Protecting your office from cyber attacks
Cyber attacks and cyber crime are on the rise. According to research carried out by the UK government, approximately 8% of UK businesses were victims of cyber crimes in 2012 , leading to billions of pounds in damages. Researchers expect these figures to rise in the future too, as more businesses expand their operations online.
Protecting your business and your office from cyber attacks is of paramount importance. Failure to do so may result in your business being compromised leading to massive costs and losses in revenue. This article will list 5 tips to help protect your office from cyber attacks.
1 - Use antivirus and malware protection software
Viruses and malware programs are the most common threats to cyber security. These specially designed programs allow hackers and crackers to infiltrate and take over networks, often allowing them access to all the computers connected to the network as well as all the data stored on these computers.
Anti virus and malware protection software are special software programs designed to detect and defeat antivirus and malware. These software usually scan email attachments and files looking for viruses and malware, producing alerts whenever a contagion is found. They also periodically perform full hard drive scans looking for viruses and malware that have hidden themselves in the computer's system files.
While antivirus and malware protection software are a powerful first line of defence against hackers and crackers, they are not, unfortunately, infallible. If they're not updated regularly, they may be unable to detect the newest and most powerful viruses and malware, making them useless. As such, it's important to perform regular virus and malware definition updates for your antivirus and malware programs.
2 - Encrypt all business related data
Encryption is a powerful technique for locking down data and making it unavailable to the prying eyes of hackers and crackers.
Encryption works by obfuscating the contents of a file, making it unreadable without special software. Any hackers or crackers will be unable to read these encrypted files without decrypting them, which may take decades to do.
Ideally, all business related data should be encrypted, including data stored on usb keys, portable hard drives, laptops, and PCs.
3 - Use wired networking wherever possible
Wi-Fi, while a useful technology, can be infiltrated by skilled hackers and crackers. By using special software designed to break Wi-Fi security keys, they can uncover the codes needed to access the wireless network, leaving it open and vulnerable.
Wired networks, while cumbersome and fiddly to install, are more secure than wireless networks, as any hackers or crackers will need to physically connect their computing devices to the network in order to infiltrate it.
Ideally, wired networks should be used in place of wireless networks whenever possible. However, if wireless networks are required, they should be updated to use the newest WPA2 security encryption protocol. While the older WEP security encryption protocol issued security keys that could be decoded within a matter of minutes, the new WPA2 keys can take up to a decade to decode.
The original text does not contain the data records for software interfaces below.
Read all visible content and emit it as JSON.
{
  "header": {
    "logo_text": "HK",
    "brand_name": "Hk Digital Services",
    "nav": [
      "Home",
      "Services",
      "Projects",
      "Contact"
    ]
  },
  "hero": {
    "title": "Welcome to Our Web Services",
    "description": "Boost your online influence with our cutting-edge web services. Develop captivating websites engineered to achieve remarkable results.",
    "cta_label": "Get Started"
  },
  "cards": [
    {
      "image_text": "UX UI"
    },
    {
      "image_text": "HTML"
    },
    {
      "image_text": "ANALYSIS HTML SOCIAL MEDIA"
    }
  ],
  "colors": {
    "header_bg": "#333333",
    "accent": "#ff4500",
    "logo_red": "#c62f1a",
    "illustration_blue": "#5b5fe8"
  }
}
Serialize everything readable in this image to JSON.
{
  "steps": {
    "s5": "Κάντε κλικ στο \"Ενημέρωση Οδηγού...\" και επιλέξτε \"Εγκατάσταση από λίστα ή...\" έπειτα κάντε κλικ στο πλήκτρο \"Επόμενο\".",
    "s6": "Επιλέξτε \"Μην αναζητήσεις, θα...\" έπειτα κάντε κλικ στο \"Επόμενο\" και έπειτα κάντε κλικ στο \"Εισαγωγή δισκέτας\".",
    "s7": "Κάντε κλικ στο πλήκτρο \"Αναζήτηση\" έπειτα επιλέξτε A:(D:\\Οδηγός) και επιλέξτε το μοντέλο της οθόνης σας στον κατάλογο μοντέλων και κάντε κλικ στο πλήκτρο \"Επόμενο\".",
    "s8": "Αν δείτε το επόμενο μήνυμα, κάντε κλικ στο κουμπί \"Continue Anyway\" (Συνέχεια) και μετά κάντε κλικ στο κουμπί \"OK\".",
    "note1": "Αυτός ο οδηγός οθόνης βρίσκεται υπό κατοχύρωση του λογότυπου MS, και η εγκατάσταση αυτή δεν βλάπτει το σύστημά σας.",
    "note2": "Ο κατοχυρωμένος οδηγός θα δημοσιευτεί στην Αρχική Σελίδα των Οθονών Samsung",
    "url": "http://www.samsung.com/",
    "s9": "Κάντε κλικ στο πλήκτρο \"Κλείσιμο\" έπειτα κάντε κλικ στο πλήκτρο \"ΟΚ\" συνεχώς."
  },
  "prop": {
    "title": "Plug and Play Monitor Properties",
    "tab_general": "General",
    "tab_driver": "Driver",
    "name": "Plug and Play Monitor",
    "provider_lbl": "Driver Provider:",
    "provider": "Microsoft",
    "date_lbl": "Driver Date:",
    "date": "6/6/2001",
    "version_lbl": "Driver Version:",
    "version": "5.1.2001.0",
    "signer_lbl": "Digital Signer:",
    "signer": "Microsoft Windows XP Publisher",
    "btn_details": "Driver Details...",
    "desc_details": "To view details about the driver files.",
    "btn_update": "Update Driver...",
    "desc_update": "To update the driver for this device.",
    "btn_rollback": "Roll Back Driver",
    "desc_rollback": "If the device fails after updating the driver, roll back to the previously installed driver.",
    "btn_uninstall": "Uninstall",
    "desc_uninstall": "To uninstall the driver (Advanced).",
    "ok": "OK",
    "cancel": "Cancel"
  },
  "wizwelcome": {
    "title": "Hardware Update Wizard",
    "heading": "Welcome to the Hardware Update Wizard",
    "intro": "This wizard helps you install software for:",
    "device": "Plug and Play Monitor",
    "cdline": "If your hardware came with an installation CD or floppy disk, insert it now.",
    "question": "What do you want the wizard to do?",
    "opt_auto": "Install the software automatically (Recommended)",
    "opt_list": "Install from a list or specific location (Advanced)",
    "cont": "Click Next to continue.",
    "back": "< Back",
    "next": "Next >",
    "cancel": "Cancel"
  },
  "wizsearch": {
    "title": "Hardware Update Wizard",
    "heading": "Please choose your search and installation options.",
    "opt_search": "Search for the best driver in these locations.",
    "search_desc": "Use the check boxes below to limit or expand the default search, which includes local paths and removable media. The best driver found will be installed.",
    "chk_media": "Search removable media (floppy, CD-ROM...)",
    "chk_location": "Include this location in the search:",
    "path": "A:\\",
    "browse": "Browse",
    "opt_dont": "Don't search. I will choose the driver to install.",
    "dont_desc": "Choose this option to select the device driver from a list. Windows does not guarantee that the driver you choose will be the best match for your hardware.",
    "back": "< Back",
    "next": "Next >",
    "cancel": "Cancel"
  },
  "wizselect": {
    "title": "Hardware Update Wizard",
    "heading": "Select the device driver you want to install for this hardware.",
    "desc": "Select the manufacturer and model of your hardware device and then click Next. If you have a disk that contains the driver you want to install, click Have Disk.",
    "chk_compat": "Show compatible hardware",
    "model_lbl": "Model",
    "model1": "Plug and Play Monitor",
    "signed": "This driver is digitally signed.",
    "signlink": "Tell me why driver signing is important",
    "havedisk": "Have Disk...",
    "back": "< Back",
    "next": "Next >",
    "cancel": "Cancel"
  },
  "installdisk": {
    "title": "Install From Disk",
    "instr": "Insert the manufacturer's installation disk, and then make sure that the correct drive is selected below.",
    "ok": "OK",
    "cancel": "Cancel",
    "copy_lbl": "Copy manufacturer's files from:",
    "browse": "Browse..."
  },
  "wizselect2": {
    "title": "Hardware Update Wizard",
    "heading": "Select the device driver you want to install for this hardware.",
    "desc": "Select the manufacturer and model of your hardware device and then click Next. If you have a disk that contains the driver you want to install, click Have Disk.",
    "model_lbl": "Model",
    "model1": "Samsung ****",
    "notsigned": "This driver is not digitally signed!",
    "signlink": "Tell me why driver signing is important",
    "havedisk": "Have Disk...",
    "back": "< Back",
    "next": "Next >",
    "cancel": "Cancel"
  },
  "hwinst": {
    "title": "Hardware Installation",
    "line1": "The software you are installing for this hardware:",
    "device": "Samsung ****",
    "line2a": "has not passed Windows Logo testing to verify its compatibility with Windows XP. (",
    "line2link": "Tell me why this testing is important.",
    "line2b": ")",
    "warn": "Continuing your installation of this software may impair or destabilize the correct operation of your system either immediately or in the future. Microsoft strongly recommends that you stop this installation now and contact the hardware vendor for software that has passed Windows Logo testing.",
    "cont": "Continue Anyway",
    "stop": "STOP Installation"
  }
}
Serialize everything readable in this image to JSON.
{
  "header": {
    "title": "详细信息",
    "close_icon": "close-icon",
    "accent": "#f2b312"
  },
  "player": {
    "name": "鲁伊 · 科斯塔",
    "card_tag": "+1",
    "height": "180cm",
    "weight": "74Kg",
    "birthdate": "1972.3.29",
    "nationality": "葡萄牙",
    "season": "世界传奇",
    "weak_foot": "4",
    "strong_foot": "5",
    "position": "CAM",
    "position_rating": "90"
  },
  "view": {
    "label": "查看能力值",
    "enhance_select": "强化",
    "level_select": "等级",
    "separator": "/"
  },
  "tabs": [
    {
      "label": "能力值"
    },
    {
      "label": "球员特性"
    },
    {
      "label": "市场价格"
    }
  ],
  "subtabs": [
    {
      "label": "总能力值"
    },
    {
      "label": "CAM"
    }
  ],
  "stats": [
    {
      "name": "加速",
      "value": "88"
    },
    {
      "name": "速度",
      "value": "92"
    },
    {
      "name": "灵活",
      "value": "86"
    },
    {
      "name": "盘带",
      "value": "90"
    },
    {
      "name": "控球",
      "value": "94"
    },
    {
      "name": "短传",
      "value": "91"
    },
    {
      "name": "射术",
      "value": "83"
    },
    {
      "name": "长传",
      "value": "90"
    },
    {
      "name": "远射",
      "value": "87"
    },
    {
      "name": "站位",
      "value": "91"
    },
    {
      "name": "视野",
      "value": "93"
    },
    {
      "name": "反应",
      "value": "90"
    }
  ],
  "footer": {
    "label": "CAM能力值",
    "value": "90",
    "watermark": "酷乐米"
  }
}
4 - Educate all employees about the importance of network security
Even the best network security can be compromised through user negligence. As such, all users on a network should be educated and informed of the steps required of them to ensure network security remains uncompromised.
This education usually centres on email, as it is the most common form of infiltration used by hackers and crackers. All employees should be advised not to open email attachments, especially from senders not already in their address books.
Ideally, an internet usage policy should be implemented too. This policy should detail what employees can and cannot do on a network. Under ideal circumstances, the policy should bar users from visiting non work related websites as these websites are the most likely to contain dangerous viruses and malware.
5 - Install a firewall
Firewalls are special pieces of software designed to keep hackers and crackers out of a system. They work by monitoring all incoming and outgoing connections on a network looking for unauthorised connections. If an unauthorised connection is discovered, the firewall blocks it, keeping the network safe.
Firewalls come in two varieties: software and hardware. Software firewalls are usually installed on individual internet connected devices, while hardware firewalls connect directly to the routers powering a network.
Ideally, your network should be fitted with a firewall designed to block any unauthorised connection attempts to computers connected to your network.
Every year, hundreds of thousands of businesses around the world are affected by cyber crime, causing untold damages and losses in revenue. Make sure to implement the 5 tips listed in this article to protect your business from attacks from hackers and crackers looking to do you harm.